Patient people stand by an El Volcan food truck painted with red-hot flames on a cool Friday evening on East Alisal Street.
About 10 people – a family, a couple, some solo hungry folk – wait to place or receive their orders. A short woman in a pink polo folds her arms and taps her foot. She leans on the truck’s stainless steel counter and peers through the cashier window.
“Want some help back there?” she asks the two cooks in the trailer-sized kitchen.
The cooks multitask, grilling meats like tripa (tripe) or burgers on the flat-top grill and plopping mounds of dough into a press for fresh corn or flour tortillas.
“If you’re offering, come help,” jokes the cook, who wears a black shirt and black cap.

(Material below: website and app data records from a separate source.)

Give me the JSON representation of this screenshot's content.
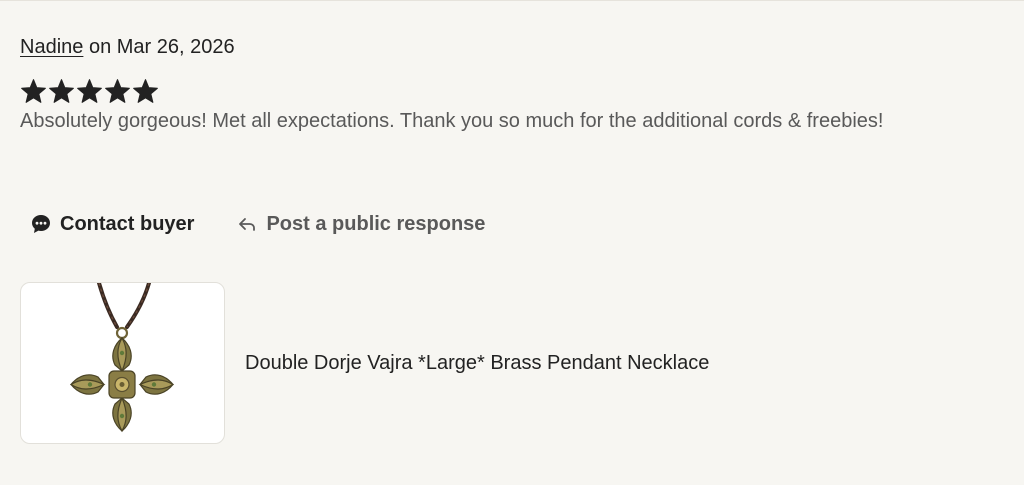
{
  "review": {
    "author": "Nadine",
    "date_prefix": "on",
    "date": "Mar 26, 2026",
    "rating": 5,
    "rating_max": 5,
    "text": "Absolutely gorgeous! Met all expectations. Thank you so much for the additional cords & freebies!"
  },
  "actions": {
    "contact_label": "Contact buyer",
    "contact_icon": "chat-bubble-icon",
    "respond_label": "Post a public response",
    "respond_icon": "reply-arrow-icon"
  },
  "product": {
    "title": "Double Dorje Vajra *Large* Brass Pendant Necklace",
    "image": "pendant-necklace-image"
  },
  "colors": {
    "background": "#f7f6f2",
    "text_primary": "#222222",
    "text_secondary": "#595959",
    "star": "#222222"
  }
}
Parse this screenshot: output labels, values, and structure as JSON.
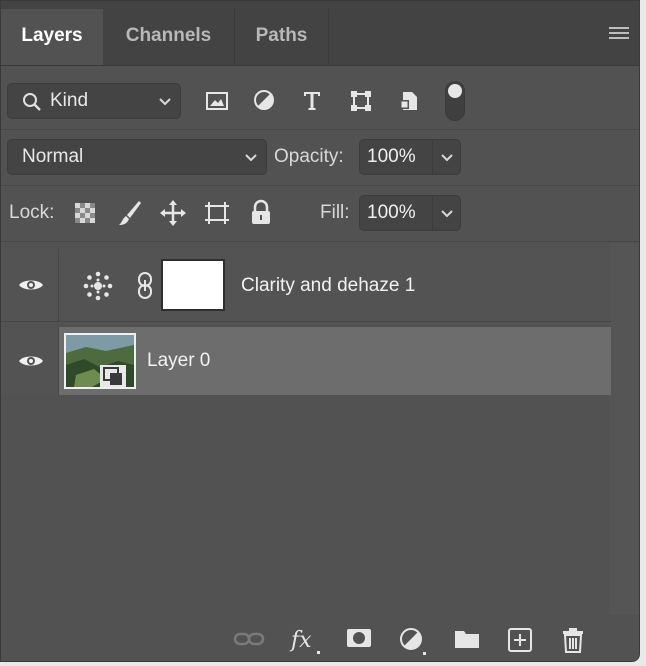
{
  "tabs": [
    {
      "label": "Layers",
      "active": true
    },
    {
      "label": "Channels",
      "active": false
    },
    {
      "label": "Paths",
      "active": false
    }
  ],
  "filter": {
    "kind_label": "Kind",
    "icons": [
      "pixel-layer-filter-icon",
      "adjustment-layer-filter-icon",
      "type-layer-filter-icon",
      "shape-layer-filter-icon",
      "smart-object-filter-icon"
    ]
  },
  "blend": {
    "mode": "Normal",
    "opacity_label": "Opacity:",
    "opacity_value": "100%"
  },
  "lock": {
    "label": "Lock:",
    "fill_label": "Fill:",
    "fill_value": "100%"
  },
  "layers": [
    {
      "name": "Clarity and dehaze 1",
      "visible": true,
      "type": "adjustment",
      "selected": false
    },
    {
      "name": "Layer 0",
      "visible": true,
      "type": "smart-object",
      "selected": true
    }
  ],
  "footer_icons": [
    "link-layers-icon",
    "fx-icon",
    "add-mask-icon",
    "new-adjustment-icon",
    "new-group-icon",
    "new-layer-icon",
    "delete-layer-icon"
  ],
  "colors": {
    "panel_bg": "#525252",
    "selected_row": "#6d6d6d",
    "text": "#f2f2f2"
  }
}
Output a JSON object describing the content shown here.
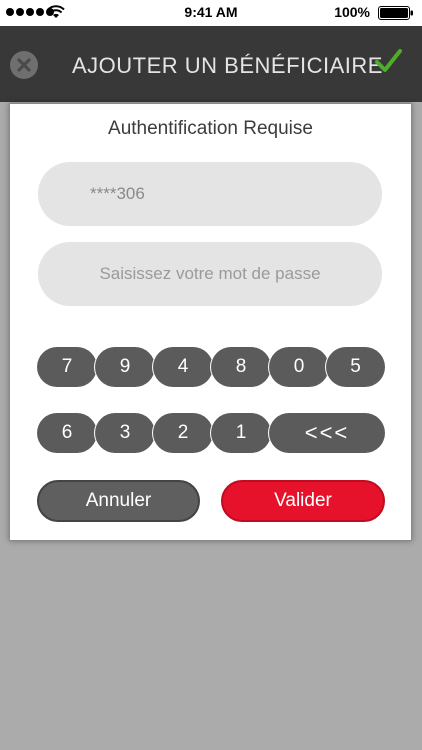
{
  "status_bar": {
    "time": "9:41 AM",
    "battery": "100%"
  },
  "header": {
    "title": "AJOUTER UN BÉNÉFICIAIRE"
  },
  "modal": {
    "title": "Authentification Requise",
    "account_value": "****306",
    "password_placeholder": "Saisissez votre mot de passe",
    "keypad_row1": [
      "7",
      "9",
      "4",
      "8",
      "0",
      "5"
    ],
    "keypad_row2": [
      "6",
      "3",
      "2",
      "1"
    ],
    "backspace_label": "<<<",
    "cancel_label": "Annuler",
    "validate_label": "Valider"
  },
  "colors": {
    "accent_red": "#e6112b",
    "check_green": "#4caf25",
    "key_gray": "#5b5b5b",
    "header_bg": "#4b4b4b"
  },
  "icons": {
    "signal": "signal-dots-icon",
    "wifi": "wifi-icon",
    "battery": "battery-icon",
    "close": "close-icon",
    "confirm": "check-icon"
  }
}
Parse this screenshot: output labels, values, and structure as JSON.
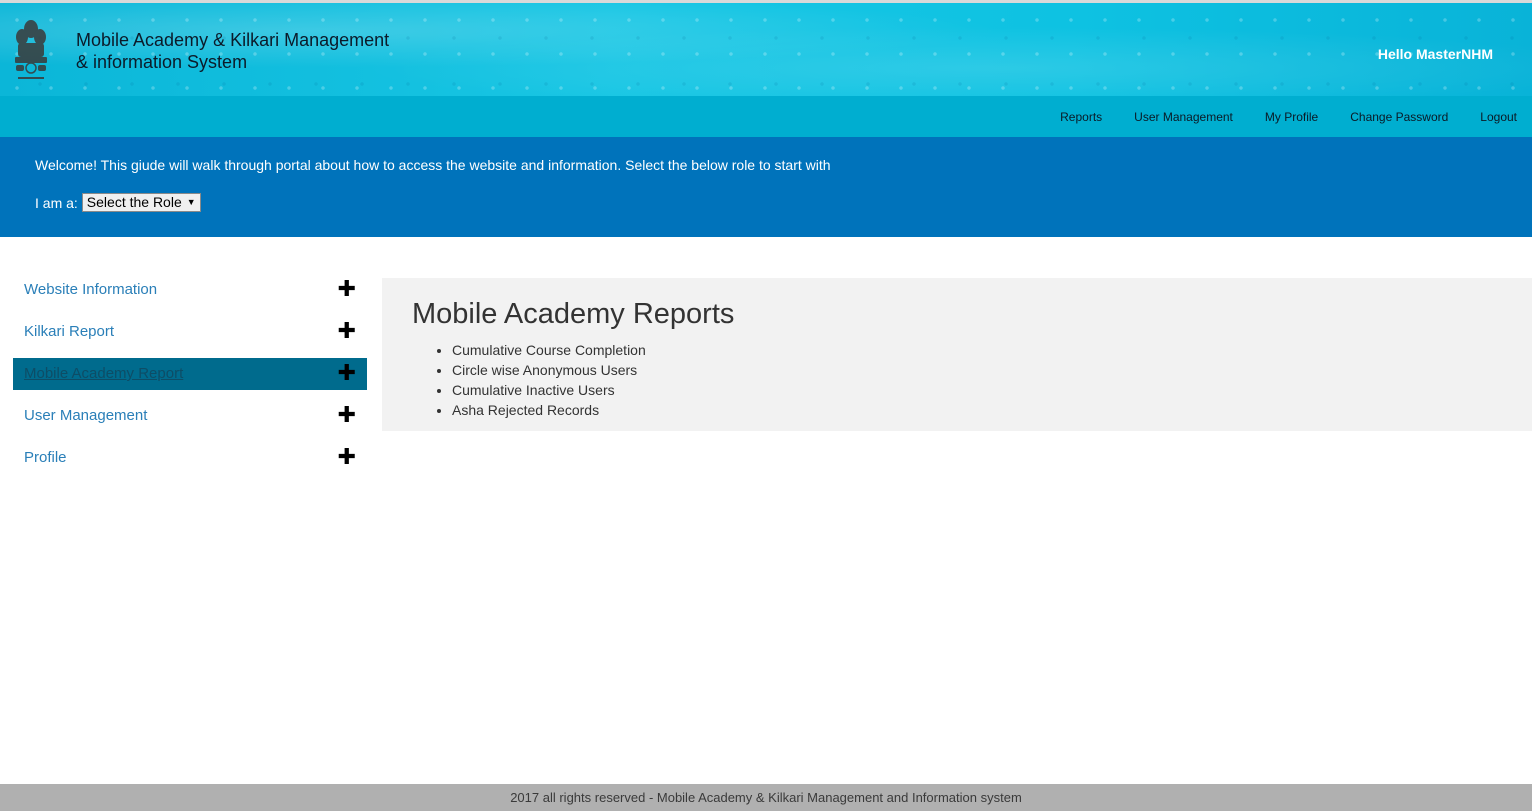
{
  "header": {
    "emblem_icon": "national-emblem-icon",
    "title_line1": "Mobile Academy & Kilkari Management",
    "title_line2": "& information System",
    "greeting": "Hello MasterNHM"
  },
  "nav": {
    "items": [
      {
        "label": "Reports"
      },
      {
        "label": "User Management"
      },
      {
        "label": "My Profile"
      },
      {
        "label": "Change Password"
      },
      {
        "label": "Logout"
      }
    ]
  },
  "welcome": {
    "text": "Welcome! This giude will walk through portal about how to access the website and information. Select the below role to start with",
    "role_label": "I am a:",
    "role_select_value": "Select the Role"
  },
  "sidebar": {
    "items": [
      {
        "label": "Website Information",
        "icon": "plus-icon"
      },
      {
        "label": "Kilkari Report",
        "icon": "plus-icon"
      },
      {
        "label": "Mobile Academy Report",
        "icon": "plus-icon",
        "active": true
      },
      {
        "label": "User Management",
        "icon": "plus-icon"
      },
      {
        "label": "Profile",
        "icon": "plus-icon"
      }
    ]
  },
  "main": {
    "heading": "Mobile Academy Reports",
    "reports": [
      "Cumulative Course Completion",
      "Circle wise Anonymous Users",
      "Cumulative Inactive Users",
      "Asha Rejected Records"
    ]
  },
  "footer": {
    "text": "2017 all rights reserved - Mobile Academy & Kilkari Management and Information system"
  },
  "colors": {
    "header_bg": "#18c6e4",
    "navbar_bg": "#00aed0",
    "welcome_bg": "#0073bb",
    "sidebar_active_bg": "#006b8d",
    "link_color": "#2a7fb8",
    "content_bg": "#f2f2f2",
    "footer_bg": "#b0b0b0"
  }
}
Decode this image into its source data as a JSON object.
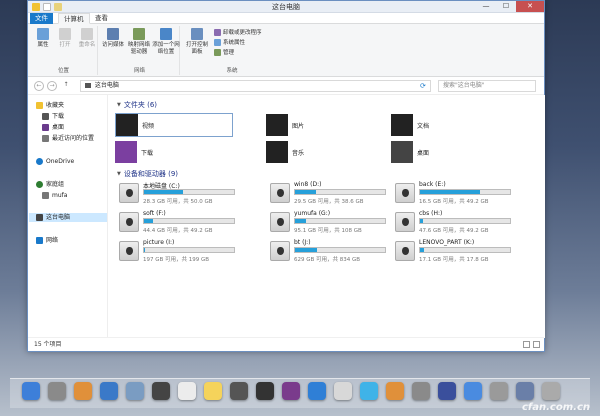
{
  "window": {
    "title": "这台电脑",
    "controls": [
      "—",
      "☐",
      "✕"
    ]
  },
  "ribbon_tabs": [
    "文件",
    "计算机",
    "查看"
  ],
  "ribbon": {
    "groups": [
      {
        "label": "位置",
        "buttons": [
          "属性",
          "打开",
          "重命名"
        ]
      },
      {
        "label": "网络",
        "buttons": [
          "访问媒体",
          "映射网络驱动器",
          "添加一个网络位置"
        ]
      },
      {
        "label": "系统",
        "buttons": [
          "打开控制面板"
        ],
        "small": [
          "卸载或更改程序",
          "系统属性",
          "管理"
        ]
      }
    ]
  },
  "address": {
    "path": "这台电脑",
    "search_placeholder": "搜索\"这台电脑\"",
    "refresh_icon": "refresh-icon"
  },
  "sidebar": {
    "items": [
      {
        "label": "收藏夹",
        "icon": "star-icon",
        "color": "#f1c232"
      },
      {
        "label": "下载",
        "icon": "download-folder-icon",
        "color": "#555"
      },
      {
        "label": "桌面",
        "icon": "desktop-icon",
        "color": "#6a3b8c"
      },
      {
        "label": "最近访问的位置",
        "icon": "recent-icon",
        "color": "#777"
      },
      {
        "label": "OneDrive",
        "icon": "cloud-icon",
        "color": "#1979ca"
      },
      {
        "label": "家庭组",
        "icon": "homegroup-icon",
        "color": "#2e7d32"
      },
      {
        "label": "mufa",
        "icon": "user-icon",
        "color": "#777"
      },
      {
        "label": "这台电脑",
        "icon": "computer-icon",
        "color": "#444"
      },
      {
        "label": "网络",
        "icon": "network-icon",
        "color": "#1979ca"
      }
    ]
  },
  "folders_section": {
    "heading": "文件夹 (6)",
    "items": [
      {
        "label": "视频",
        "color": "#222"
      },
      {
        "label": "图片",
        "color": "#222"
      },
      {
        "label": "文档",
        "color": "#222"
      },
      {
        "label": "下载",
        "color": "#7b3fa0"
      },
      {
        "label": "音乐",
        "color": "#222"
      },
      {
        "label": "桌面",
        "color": "#444"
      }
    ]
  },
  "drives_section": {
    "heading": "设备和驱动器 (9)",
    "items": [
      {
        "name": "本地磁盘 (C:)",
        "free": "28.3 GB 可用，共 50.0 GB",
        "used": 0.434
      },
      {
        "name": "win8 (D:)",
        "free": "29.5 GB 可用，共 38.6 GB",
        "used": 0.236
      },
      {
        "name": "back (E:)",
        "free": "16.5 GB 可用，共 49.2 GB",
        "used": 0.665
      },
      {
        "name": "soft (F:)",
        "free": "44.4 GB 可用，共 49.2 GB",
        "used": 0.098
      },
      {
        "name": "yumufa (G:)",
        "free": "95.1 GB 可用，共 108 GB",
        "used": 0.119
      },
      {
        "name": "cbs (H:)",
        "free": "47.6 GB 可用，共 49.2 GB",
        "used": 0.033
      },
      {
        "name": "picture (I:)",
        "free": "197 GB 可用，共 199 GB",
        "used": 0.01
      },
      {
        "name": "bt (J:)",
        "free": "629 GB 可用，共 834 GB",
        "used": 0.246
      },
      {
        "name": "LENOVO_PART (K:)",
        "free": "17.1 GB 可用，共 17.8 GB",
        "used": 0.039
      }
    ]
  },
  "statusbar": {
    "count": "15 个项目"
  },
  "dock": {
    "icons": [
      {
        "name": "finder-icon",
        "color": "#3d7fd9"
      },
      {
        "name": "system-preferences-icon",
        "color": "#8a8a8a"
      },
      {
        "name": "photos-icon",
        "color": "#e0903a"
      },
      {
        "name": "xcode-icon",
        "color": "#3a79c8"
      },
      {
        "name": "grapher-icon",
        "color": "#7a9cc2"
      },
      {
        "name": "quicktime-icon",
        "color": "#444"
      },
      {
        "name": "textedit-icon",
        "color": "#ececec"
      },
      {
        "name": "notes-icon",
        "color": "#f5d35b"
      },
      {
        "name": "app-icon",
        "color": "#555"
      },
      {
        "name": "terminal-icon",
        "color": "#333"
      },
      {
        "name": "x-app-icon",
        "color": "#7a3b8c"
      },
      {
        "name": "app-store-icon",
        "color": "#2f7fd6"
      },
      {
        "name": "icloud-icon",
        "color": "#d8d8d8"
      },
      {
        "name": "music-icon",
        "color": "#3fb3e8"
      },
      {
        "name": "tools-icon",
        "color": "#e0903a"
      },
      {
        "name": "sync-icon",
        "color": "#8a8a8a"
      },
      {
        "name": "itunes-icon",
        "color": "#3a4f9c"
      },
      {
        "name": "app-store-2-icon",
        "color": "#4a8be0"
      },
      {
        "name": "settings-icon",
        "color": "#9a9a9a"
      },
      {
        "name": "folder-icon",
        "color": "#6a7fa8"
      },
      {
        "name": "trash-icon",
        "color": "#aaa"
      }
    ]
  },
  "watermark": "cfan.com.cn"
}
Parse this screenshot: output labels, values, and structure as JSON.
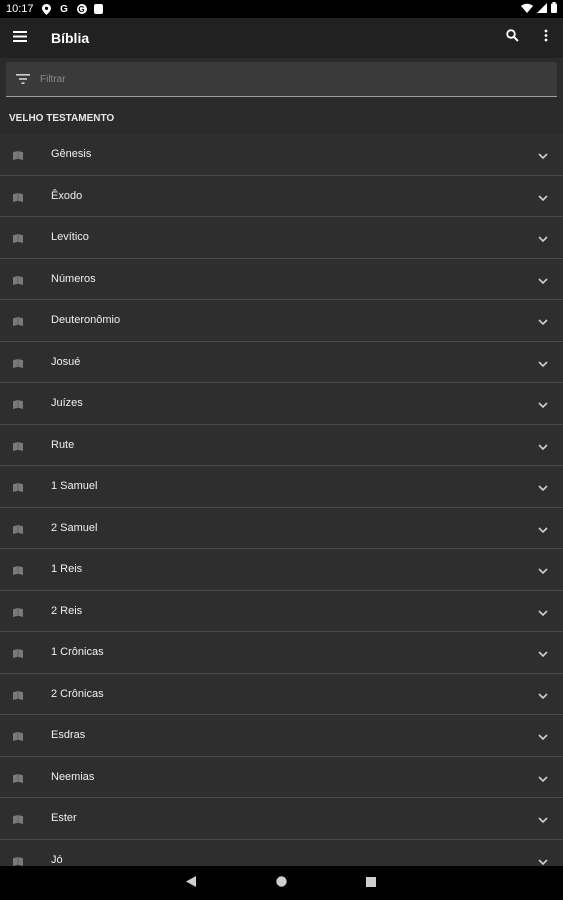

The wait is longer than typical fast food. On an earlier visit to their truck by El Estero park in Monterey, I discovered the quesadilla with al pastor ($9) wasn’t the quick bite I expected to squeeze in before class at nearby Monterey Peninsula College. It took 20 minutes, which is what my four visits averaged, and I ended up discreetly devouring it during anthropology. Doing it on the downlow can be challenging, as it’s a heavy meal of tender roasted pork, grilled onions and pineapple that provides a pop, and gooey and chewy Oaxacan cheese between thick flour tortillas. Slow, bold and satisfying.
But long wait times aren’t enough to ward off hungry customers. On East Alisal, at the end of a workday, waiting customers can easily walk to one of the three other food trucks within sight of El Volcan. They don’t.
Maybe they brave the wait because the types of tortas on El Volcan’s menu display creative combinations not seen at usual loncheras (lunch trucks), but seen on the side of the truck in explosive graphics – like the philly volcan ($6), with jack and cheddar oozing over carne asada. With 16 types of tortas to choose from, selecting a sandwich can be stressful, so I ask the cook to prepare their most popular one. Like the painted orange hue of volcanic heat rising to the truck’s ventilation system, the favored torta is a striking sight: The torta erupcion($6) includes carne asada, al pastor, grilled chicken, lettuce, tomato, jalapeños and pineapple piled between bread pressed on the grill to create a crunchy crust while melting the jack cheese inside. It resembles some of the outrageously overstuffed foods obnoxious TV hosts like Guy Fieri stuff their faces with. But at El Volcan, it’s not for showmanship, but to pay tribute to the robust foods served by street vendors of bustling cities in foreign countries.
Case in point: the torta Cubana volcan ($6). More meaty than its little brother – the roasted-pork-based Cubano – the Cubana here is a varying combination of meat, with milanesa(breaded beef cutlet), ham, sausages in spiral shapes, tomatoes, jalapeños and onions. It’s carnivore-friendly like the erupcion, but the meats don’t mingle as well and something like the pineapple’s sweetness would help cut through all that savory.
Some loyal Volcan chasers choose more straight-forward options like the tacos ($1.60): Your choice of meat, from the melt-in-your-mouth lengua (tongue) to the crisp chorizo, on warm corn tortillas topped with diced onions, cilantro, lime, and tomatillo salsa. (You can add more from the condiment bottles too.)
El Volcan has a fleet of three trucks, serving East Alisal in Salinas, Riverside Drive in Watsonville, and, their newest venture, El Estero in Monterey, a rarity for a city new to allowing food trucks.
Monterey presents a different demographic, and the majority of them opt for the more familiar tacos. But their devotion to the them equals the devotion to El Volcan’s intense tortas elsewhere.
Sebastian Jahill hails from Los Angeles and says he misses the fleet of taco trucks there, so when he discovered El Volcan, it was like the taco gods answered his prayers.
“I come here every day and order the same thing,” Jahill says as he eats. “Five carne asada tacos, no onions. Sometimes they throw in a free mini quesadilla.”
On a windy Cinco de Mayo, I follow the crowd and order three tacos – barbacoa (aka barbecued beef), chicken, and cabeza (head) – and one quesadilla chiqa de maiz ($1). The shredded beef of the barbacoa is made moist from being braised in its own juices. The cabeza’s texture verges into too-chewy territory, but at least it wasn’t overly fatty as with other places. Without the plentiful portion of meat from the pricier quesadillas, the subtle nutty notes of the Oaxacan cheese shine in the chiqa.
There’s an abundance of other foods to try, which stretches from the end of the truck where orders are picked up to the cooler with Mexican sodas like Jarritos and grape Sangria ($2.50). Fusion-friendly palates like the bacon-wrapped, carne asada topped hot dog el panguaro ($4), which is as intense as it sounds, and the burger volcanica ($5.25) with bacon, a slice of ham, and pineapple on a thick patty. In other words, worth the wait.
EL VOLCAN 3pm-2am daily at 901 East Alisal St., Salinas. 11am-8pm daily at 848 Del Monte Ave, Monterey. 595-2191.